Answer:  Festival organizers looked at the plan; will check to see if theatre producers were also consulted. The challenge: the size of the space relative to the museum and Square, as well as the need to turn around trucks carrying equipment. Compromises were made to the size of the stage; it can’t overwhelm the Square or meet all the needs of music festivals, i.e., large events like the Cavendish Music Festival. To avoid damage to the grass in front of the stage, the use of hard surfaces were suggested.  The City will need to consult further with music / theatre organizers.

FAQs about Officers' Square

Question:  What about the fill being added the Square? Why is it being done? Is 5 m the right figure? The Square is lower than the street now; that part of the character of the Square.  Will that change?

Answer:  There is not  5 m of fill being added; more like 2.5 feet — less than a metre. Not all over; only in certain spaces to make the Square level. The square will still continue to be lower than the street; to have that “nested” feel.  The wall will be higher for public safety reasons.

Question:  By adding fill to Officers’ Square, will it impact Regent Street during a flood?

Answer:  No. It is really like a pebble in a bathtub; there is no impact. And that is whether the flood is one week or two weeks long.


Question:  As part of the revitalization, will there be natural turf or artificial turf.  And as for hardscaping, what is the percentage of grass vs hard surfaces.

Answer:  Real grass will be used in the Square. The grass area in the centre of the Square is proposed to be larger than is there now.

Questions:  Can the City to re-exam the inclusion of some of the features, i.e. the water feature? Can a portable stage be used instead of a permanent stage? The advantage would be that it would be in the Square when needed, but used in other parts of the city too.

Answer:  Water Feature:  The water feature is not a splash pad like in Wilmot Park.  There are no visible structures/pipes, but rather holes in the surface that allow jets of water to shoot upwards and vehicles to drive over the surface.  During the public consultation, it was heard that Officers’ Square was not very family friendly.  There was no playground in the downtown core. Not an attempt to recreate the Wilmot Park splash pad, but add a small feature to help cool people down. It co-exists with activities like summer theatre, etc.

Stage: It would be hard to find a portable stage that suits everybody.  If we go with that route; it would basically stay in the Square all summer because of the regular programming and festivals that take place there.  Is that what we want as an element of the Square all summer?  Maybe the Square is best served with a permanent structure.

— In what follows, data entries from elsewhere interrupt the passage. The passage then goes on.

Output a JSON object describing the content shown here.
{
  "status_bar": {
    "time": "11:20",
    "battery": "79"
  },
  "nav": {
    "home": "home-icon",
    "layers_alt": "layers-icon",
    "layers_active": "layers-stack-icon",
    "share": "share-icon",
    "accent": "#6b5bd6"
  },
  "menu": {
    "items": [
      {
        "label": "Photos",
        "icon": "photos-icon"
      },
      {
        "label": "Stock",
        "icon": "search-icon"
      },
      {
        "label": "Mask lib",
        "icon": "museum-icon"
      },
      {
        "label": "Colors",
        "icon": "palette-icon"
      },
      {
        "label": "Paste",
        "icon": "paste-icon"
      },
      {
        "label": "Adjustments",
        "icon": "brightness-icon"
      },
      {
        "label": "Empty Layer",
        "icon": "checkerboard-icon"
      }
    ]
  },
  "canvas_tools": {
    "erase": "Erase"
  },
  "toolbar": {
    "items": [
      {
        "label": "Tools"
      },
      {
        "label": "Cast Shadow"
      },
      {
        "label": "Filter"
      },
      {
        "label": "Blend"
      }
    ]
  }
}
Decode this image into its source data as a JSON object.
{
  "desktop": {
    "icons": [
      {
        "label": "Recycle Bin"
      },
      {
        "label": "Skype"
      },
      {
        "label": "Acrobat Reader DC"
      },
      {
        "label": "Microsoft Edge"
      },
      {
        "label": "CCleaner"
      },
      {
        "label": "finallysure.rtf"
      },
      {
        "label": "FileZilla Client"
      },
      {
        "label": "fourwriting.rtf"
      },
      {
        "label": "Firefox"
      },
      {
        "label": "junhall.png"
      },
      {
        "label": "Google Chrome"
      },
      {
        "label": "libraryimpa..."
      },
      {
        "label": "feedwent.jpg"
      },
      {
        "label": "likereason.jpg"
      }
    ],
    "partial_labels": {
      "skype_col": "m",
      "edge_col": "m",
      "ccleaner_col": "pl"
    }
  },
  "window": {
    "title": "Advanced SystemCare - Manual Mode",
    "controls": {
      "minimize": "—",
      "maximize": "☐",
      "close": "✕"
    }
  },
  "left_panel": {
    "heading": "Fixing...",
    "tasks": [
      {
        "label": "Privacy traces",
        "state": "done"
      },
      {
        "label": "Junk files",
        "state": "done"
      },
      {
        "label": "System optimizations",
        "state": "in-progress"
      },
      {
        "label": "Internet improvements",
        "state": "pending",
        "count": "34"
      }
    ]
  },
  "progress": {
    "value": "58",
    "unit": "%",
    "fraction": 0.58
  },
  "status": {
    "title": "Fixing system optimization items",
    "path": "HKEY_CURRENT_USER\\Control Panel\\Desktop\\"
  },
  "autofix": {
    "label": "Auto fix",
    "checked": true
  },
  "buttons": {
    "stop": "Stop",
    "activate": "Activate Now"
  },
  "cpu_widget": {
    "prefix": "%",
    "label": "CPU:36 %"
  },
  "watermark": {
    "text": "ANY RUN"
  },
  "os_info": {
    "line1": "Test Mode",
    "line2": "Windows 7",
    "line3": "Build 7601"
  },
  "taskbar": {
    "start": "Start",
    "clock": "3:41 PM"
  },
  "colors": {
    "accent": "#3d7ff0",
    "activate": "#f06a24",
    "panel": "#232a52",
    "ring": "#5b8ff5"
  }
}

Question:  Why is the grade being raised in the Square and by how much?  Why does it affect the trees?

Answer:  In an effort to level Officers’ Square, fill will be added. This will improve the usable space and allow for improvements to the lawn, walking area, which will support the skating track.

This will improve the lawn area and walkway, and support the skating track, which will be located under the walkway area.

At its maximum, the grade will raise 76.2 cm (2.5 feet), not the 1 m, 1.5 m or even 5 m being reported by the public.

Basically, the Square will be raised to match the existing stage elevation.  This results in minimal change to much of the Square, with the largest elevation differences being along Queen Street, closer to Pointe-Sainte-Anne Boulevard.